Constable Coe when summoned to Highett railway station, detained and questioned two men one a Chinese who had been seen breaking into a house. When Constable Coe grappled with the Chinese, who attempted to escape, the other man shot Coe from behind. Although severely wounded Coe closed with the second man, who knocked him down. The Chinese then shot Coe in the abdomen and the arm. As the second man attempted to pick up his revolver, Coe wrested it from him and shot him dead. Constable Coe then fell unconscious. The Chinese later was sentenced to a long term of imprisonment.
Four hundred constables and police recruits, mounted and foot, paraded at the depot for the ceremony. Escorted by Senior-constables D V Burns and W C Jackson, both of whom wore the police Valour Badge, Constable Coe marched forward from the ranks to have the decoration pinned to his breast by Sir William Irvine. ” I have read most carefully the official record of your act ” said Sir William Irvine, ” and I am convinced that in the annals of the police force in this or in any other country, there has been no act of more determined gallantry and courage. It is my privilege to complete the honour which His Majesty the King has thought fit to confer upon you”
Addressing the parade, Sir William Irvine said that on the eve of relinquishing the office of Lieutenant-Governor, he desired to convey to the police force his warm appreciation of its undoubted loyalty and courteous efficient service.
Later a physical culture display was held and musical items were given by the police band.
Truth ( Brisbane ) Sunday 6 July 1947 p 35
Christopher Alexander John Coe, of Lonsdale St, Melbourne, is mentioned as a ‘private investigator’. Is confirmed as the same person as mentioned in this memorial.
Mirror ( Perth, W.A. ) Saturday 10 April 1948 p 10
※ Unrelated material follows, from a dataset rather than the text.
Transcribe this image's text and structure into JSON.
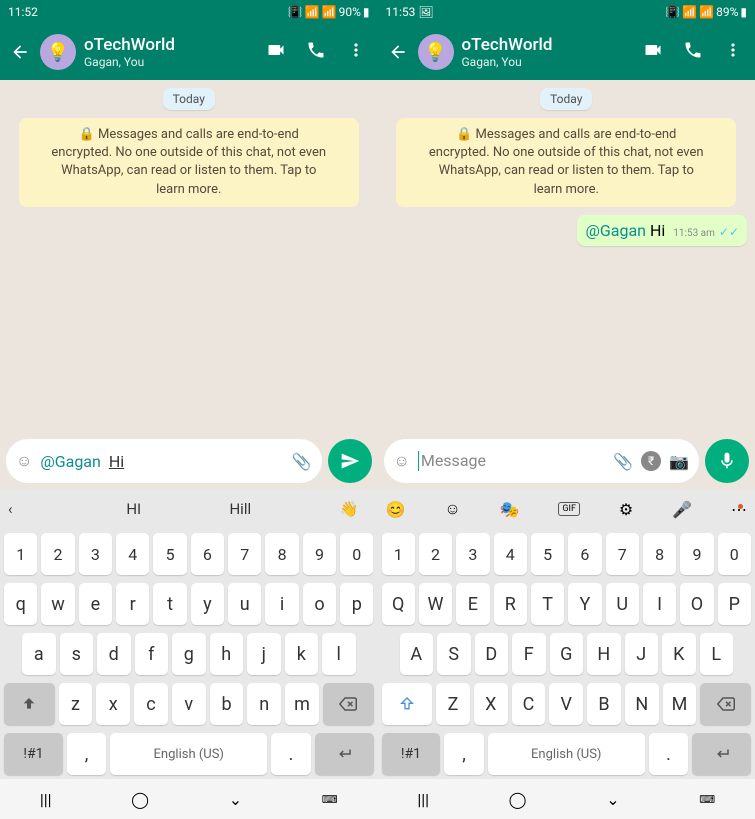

A Sydney divorce of interest is that of Amy Featherstone, who accompanied crippled Marjorie Lawrence as masseuse on her 1944 visit to the US..
Her husband, masseur Leslie McLean Featherstone, proved she’d misconducted herself with an unidentified man in a St. Kilda ( Melbourne ) flat last year. An AIF man, Featherstone was then stationed at Tidworth. There were 8 children of the marriage.
His evidence of misconduct was supported by Melbourne inquiry agent Christopher Coe, who was Victoria’s first policeman to win the King’s Medal for exemplary courage. He got it for disarming a Chinese housebreaker after being badly wounded.
Christopher Coe was Victorian State Manager of Tubular Steel Industries in the 1950’s.
I was then working for TSI – an Adelaide manufacturer of chrome tube furniture.
I was Marketing Manager and spent from Feb to November 1958 with Chris at their office and assembly plant in Footscray. I cannot remember the name of the street but the office was behind the Coe home.
I think he may have retired in 1959 or 1960 – not too sure.
He was a character and we all enjoyed his company.
I was told by the Mng Director of TSI of Chris’s bravery in the incident at Highett so I know it is the same person about whom you enquire.
47 Victoria Road
Clare SA 5453